So where did Project HappyChild stand in all this? Somewhere between the two viewpoints, probably. The blue/red/yellow Pokémon games are wonderfully challenging for kids, teaching them to think laterally and inter-relate a vast number of different factors - and they *are* morally improving to a large extent - but dually these games are unbelievably complex and younger kids especially can get completely swamped by the sheer volume of inter-related facts they need to remember. Have a look around the Pokémon area and you'll see why this site resource is so popular - and so much needed.
The "Walk Through" at Andy's Guide to Pokémon for the blue, red and yellow games has to be the most straightforward to be found anywhere on the Internet, and has helped many children who are having trouble with the harder stages.
The Gold & Silver games were complex beyond description and the huge numbers of kids writing in for help with this area had to be seen to be believed. Many of the previous 150 Pokémon had altered characteristics in the Gold & Silver games, and there were 100 "new" Pokémon to take on board also - see the Gold & Silver Pokédex now on line here. A complete Gold and Silver walk through was eventually added, and gradually all the different facets of these games were brought together.
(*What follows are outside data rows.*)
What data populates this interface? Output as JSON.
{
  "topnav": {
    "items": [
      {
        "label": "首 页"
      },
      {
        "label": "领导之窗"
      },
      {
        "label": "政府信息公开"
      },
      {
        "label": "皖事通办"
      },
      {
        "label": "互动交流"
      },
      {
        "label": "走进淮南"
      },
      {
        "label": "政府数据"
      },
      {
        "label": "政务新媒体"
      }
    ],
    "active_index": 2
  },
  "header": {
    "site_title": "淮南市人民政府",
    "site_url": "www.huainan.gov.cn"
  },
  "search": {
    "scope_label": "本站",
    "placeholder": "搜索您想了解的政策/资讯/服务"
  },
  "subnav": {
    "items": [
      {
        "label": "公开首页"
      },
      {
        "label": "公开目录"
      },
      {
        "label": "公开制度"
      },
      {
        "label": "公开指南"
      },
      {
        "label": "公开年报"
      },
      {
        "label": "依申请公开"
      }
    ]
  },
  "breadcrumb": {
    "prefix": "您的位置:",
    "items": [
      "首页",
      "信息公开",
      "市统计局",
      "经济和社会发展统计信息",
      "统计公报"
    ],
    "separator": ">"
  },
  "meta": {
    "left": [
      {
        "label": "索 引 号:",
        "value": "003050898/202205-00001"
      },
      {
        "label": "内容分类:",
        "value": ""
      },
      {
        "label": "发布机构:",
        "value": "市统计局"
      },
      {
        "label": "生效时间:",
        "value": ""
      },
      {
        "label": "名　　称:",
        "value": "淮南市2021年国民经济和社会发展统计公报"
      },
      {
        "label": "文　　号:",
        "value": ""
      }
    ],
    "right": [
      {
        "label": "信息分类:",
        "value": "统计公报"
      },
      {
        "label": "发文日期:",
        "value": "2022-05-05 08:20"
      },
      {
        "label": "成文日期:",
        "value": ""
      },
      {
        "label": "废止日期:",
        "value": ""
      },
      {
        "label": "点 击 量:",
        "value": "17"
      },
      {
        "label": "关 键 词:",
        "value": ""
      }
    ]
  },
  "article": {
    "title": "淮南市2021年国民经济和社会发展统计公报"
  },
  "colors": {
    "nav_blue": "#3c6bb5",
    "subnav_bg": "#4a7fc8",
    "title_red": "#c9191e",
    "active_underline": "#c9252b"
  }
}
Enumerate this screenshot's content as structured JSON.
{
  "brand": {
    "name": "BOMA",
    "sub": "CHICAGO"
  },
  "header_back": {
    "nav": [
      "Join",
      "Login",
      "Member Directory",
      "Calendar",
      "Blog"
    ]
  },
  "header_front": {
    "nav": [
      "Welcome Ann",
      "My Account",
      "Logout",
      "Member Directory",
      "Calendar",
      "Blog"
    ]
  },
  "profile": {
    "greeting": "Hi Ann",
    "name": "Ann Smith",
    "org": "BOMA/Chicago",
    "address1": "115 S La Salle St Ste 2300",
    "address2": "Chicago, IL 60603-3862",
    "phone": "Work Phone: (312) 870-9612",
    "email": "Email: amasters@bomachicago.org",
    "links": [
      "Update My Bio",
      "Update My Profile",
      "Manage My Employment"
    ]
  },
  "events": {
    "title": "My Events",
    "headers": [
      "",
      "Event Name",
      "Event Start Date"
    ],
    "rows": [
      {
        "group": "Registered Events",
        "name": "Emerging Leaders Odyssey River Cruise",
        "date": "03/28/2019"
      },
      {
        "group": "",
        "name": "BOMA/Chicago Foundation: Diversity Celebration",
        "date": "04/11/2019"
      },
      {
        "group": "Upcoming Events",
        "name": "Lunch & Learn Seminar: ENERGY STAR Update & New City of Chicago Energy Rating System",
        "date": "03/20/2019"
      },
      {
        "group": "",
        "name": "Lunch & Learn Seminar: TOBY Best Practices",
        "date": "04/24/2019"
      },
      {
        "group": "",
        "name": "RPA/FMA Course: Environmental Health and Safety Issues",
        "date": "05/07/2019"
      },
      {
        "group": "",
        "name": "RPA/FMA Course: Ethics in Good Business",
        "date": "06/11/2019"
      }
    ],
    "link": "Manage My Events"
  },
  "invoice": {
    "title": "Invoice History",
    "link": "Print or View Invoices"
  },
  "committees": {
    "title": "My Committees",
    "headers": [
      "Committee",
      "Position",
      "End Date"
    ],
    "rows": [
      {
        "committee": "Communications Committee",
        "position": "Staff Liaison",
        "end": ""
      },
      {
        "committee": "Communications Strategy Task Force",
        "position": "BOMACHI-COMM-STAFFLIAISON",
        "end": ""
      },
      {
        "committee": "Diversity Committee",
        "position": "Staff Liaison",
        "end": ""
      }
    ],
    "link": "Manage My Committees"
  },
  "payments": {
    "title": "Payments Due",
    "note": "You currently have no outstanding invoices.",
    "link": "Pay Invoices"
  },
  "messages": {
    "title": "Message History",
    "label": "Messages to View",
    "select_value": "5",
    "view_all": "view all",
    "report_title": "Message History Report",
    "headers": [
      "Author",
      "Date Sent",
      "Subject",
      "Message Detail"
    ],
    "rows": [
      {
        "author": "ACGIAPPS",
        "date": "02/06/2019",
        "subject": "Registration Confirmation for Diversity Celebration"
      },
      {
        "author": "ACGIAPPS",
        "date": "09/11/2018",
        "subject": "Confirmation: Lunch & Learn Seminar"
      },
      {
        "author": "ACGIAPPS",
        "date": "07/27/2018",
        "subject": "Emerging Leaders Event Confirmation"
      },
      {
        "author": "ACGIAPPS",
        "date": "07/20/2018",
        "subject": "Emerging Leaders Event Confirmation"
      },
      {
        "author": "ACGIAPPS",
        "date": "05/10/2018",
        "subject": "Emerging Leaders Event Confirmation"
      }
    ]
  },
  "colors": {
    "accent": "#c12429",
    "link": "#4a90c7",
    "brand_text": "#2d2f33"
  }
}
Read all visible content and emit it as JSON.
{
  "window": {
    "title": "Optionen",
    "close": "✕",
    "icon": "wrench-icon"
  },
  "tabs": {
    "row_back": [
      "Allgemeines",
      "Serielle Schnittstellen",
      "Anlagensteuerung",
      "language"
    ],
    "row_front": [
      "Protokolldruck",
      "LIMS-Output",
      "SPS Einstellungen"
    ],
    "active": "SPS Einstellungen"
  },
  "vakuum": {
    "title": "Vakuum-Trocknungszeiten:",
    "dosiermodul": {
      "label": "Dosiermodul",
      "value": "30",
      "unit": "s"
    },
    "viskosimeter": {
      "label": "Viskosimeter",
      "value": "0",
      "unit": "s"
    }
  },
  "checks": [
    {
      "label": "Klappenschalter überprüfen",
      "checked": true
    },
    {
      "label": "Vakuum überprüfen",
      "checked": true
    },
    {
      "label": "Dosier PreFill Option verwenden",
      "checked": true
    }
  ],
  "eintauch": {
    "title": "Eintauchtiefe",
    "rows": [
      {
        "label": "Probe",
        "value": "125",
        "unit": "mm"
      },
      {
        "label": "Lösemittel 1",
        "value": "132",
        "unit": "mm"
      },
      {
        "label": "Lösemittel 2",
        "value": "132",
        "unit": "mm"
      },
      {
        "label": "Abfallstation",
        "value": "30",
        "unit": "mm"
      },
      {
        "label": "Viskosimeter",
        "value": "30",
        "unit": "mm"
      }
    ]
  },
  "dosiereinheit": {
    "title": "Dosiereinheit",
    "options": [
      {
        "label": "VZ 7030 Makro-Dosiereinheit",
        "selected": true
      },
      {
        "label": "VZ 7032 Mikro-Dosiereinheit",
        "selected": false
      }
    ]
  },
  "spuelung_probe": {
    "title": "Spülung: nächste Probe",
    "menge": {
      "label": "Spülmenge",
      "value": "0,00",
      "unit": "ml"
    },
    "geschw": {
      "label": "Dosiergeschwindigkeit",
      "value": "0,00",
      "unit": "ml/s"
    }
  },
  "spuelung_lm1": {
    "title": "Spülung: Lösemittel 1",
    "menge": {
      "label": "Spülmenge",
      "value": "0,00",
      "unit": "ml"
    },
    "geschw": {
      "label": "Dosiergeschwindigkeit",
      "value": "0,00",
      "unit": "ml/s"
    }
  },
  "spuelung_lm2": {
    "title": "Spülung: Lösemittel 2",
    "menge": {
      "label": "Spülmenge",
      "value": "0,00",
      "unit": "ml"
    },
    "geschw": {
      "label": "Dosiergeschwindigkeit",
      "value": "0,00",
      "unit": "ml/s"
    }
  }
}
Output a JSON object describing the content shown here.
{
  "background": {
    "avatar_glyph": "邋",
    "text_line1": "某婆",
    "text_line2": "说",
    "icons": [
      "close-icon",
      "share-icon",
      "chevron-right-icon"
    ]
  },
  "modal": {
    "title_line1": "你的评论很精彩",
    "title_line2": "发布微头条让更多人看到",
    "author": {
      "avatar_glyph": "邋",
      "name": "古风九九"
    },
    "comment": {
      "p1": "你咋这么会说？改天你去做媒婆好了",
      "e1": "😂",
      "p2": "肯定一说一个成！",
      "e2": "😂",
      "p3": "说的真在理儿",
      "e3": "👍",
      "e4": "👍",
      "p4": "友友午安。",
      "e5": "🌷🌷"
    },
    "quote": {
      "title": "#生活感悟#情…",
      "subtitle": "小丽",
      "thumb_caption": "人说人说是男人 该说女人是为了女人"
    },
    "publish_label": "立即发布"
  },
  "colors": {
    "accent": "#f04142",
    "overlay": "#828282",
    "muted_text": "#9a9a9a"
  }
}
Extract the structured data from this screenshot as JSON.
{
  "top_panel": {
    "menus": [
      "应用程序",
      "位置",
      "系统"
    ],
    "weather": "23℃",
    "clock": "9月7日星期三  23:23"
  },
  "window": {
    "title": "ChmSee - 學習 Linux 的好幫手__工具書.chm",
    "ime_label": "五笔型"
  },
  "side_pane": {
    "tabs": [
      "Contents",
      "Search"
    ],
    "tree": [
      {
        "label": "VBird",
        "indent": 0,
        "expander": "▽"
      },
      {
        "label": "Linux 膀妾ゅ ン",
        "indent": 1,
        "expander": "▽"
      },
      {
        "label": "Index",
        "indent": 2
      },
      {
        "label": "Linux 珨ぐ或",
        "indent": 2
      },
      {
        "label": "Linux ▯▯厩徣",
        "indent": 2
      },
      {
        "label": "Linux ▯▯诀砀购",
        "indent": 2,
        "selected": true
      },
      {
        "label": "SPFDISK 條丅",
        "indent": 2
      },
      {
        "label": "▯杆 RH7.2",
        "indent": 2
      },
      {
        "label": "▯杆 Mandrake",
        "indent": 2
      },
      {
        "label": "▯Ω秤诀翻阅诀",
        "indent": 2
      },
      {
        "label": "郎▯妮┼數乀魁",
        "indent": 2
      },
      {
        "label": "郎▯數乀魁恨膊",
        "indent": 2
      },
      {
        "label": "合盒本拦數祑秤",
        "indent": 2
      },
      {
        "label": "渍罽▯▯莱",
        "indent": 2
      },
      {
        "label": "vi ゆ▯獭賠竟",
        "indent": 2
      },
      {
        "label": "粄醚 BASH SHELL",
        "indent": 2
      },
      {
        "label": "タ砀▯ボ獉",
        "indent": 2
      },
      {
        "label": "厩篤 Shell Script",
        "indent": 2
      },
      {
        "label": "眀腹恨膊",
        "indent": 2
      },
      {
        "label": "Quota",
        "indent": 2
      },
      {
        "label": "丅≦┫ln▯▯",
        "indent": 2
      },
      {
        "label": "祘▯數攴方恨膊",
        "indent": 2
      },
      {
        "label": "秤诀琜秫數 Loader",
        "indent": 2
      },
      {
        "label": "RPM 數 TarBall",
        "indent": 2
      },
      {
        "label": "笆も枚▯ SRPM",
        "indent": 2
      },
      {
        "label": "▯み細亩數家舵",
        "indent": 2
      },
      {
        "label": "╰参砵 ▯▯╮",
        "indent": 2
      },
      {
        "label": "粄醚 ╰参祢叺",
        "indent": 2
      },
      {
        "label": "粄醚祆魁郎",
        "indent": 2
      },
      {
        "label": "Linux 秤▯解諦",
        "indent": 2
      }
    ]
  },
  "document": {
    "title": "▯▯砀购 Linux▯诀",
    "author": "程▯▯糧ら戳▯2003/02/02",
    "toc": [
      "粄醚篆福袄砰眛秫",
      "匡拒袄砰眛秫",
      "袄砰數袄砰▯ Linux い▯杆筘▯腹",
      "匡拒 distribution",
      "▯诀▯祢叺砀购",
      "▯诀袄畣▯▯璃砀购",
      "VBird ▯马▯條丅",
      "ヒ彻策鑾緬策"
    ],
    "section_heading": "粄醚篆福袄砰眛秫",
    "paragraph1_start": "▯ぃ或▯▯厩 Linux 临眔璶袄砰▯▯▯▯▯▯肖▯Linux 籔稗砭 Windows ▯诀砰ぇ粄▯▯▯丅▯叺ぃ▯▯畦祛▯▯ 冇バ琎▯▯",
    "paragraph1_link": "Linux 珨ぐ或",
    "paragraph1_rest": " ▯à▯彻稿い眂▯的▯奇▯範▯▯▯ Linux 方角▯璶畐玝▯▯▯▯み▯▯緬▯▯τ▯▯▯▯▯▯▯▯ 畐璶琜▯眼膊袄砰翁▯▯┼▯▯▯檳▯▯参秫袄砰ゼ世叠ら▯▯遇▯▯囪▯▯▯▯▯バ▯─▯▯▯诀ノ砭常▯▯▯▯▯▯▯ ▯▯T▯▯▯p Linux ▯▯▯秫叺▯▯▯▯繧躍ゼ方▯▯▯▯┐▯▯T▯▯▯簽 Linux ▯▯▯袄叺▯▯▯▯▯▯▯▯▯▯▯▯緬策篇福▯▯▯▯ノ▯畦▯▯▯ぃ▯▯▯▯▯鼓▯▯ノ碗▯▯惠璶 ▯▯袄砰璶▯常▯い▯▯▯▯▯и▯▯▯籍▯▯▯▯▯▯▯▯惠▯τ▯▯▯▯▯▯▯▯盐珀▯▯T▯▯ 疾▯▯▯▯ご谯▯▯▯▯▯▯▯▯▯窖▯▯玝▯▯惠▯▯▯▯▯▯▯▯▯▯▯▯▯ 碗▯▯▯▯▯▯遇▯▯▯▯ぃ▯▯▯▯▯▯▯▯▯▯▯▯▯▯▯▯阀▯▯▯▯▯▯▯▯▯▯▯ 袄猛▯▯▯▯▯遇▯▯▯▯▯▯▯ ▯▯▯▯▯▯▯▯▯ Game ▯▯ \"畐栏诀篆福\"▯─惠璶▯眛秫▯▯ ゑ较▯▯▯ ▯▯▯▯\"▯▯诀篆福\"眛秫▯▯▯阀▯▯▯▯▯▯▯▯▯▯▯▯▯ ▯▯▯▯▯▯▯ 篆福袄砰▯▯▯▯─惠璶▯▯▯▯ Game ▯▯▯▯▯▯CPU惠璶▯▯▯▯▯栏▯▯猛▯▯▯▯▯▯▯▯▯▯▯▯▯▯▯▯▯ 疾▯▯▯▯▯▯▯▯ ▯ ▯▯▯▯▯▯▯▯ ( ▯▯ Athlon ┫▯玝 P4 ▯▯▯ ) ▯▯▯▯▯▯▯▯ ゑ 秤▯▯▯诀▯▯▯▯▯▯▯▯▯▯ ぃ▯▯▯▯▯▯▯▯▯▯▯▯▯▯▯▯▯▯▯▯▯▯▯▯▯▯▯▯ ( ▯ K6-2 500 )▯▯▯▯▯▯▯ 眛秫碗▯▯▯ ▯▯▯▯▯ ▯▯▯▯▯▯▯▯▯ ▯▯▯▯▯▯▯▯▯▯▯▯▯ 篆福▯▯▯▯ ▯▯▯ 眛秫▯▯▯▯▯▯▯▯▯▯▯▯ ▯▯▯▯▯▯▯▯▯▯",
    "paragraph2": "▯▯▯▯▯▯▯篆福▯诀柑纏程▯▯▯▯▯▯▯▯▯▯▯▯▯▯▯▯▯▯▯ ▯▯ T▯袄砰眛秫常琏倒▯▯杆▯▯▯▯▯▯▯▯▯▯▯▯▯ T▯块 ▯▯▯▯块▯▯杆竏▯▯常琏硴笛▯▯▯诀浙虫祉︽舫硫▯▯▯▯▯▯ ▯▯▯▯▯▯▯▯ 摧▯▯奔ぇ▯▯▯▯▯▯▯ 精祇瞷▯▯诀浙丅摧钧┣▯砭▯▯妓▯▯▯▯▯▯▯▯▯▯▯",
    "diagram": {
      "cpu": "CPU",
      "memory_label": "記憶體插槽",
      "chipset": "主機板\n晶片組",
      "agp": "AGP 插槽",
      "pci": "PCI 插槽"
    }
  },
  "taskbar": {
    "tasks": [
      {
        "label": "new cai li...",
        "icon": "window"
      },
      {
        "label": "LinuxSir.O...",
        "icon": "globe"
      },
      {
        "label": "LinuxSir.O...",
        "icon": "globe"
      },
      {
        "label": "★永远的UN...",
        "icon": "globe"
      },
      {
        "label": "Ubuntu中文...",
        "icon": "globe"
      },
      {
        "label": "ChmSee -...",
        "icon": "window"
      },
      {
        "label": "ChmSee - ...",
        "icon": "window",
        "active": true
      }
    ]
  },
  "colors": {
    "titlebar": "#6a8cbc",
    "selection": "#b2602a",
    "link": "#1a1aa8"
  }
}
Of course when "Ruby and Sapphire" versions, shortly followed by "Fire Red and Leaf Green" came out, everything got a lot more complicated! but the "Ruby and Sapphire" area has been in place for a while now, with vast amounts of "cheats, tips and shortcuts" added to the site, and detailed descriptions of many parts of the games (along with a full "braille code" listing!), whereas the "Fire Red / Leaf Green" Pokédex was completed more recently, and new areas now include Diamond + Pearl and the Platinum Pokédex.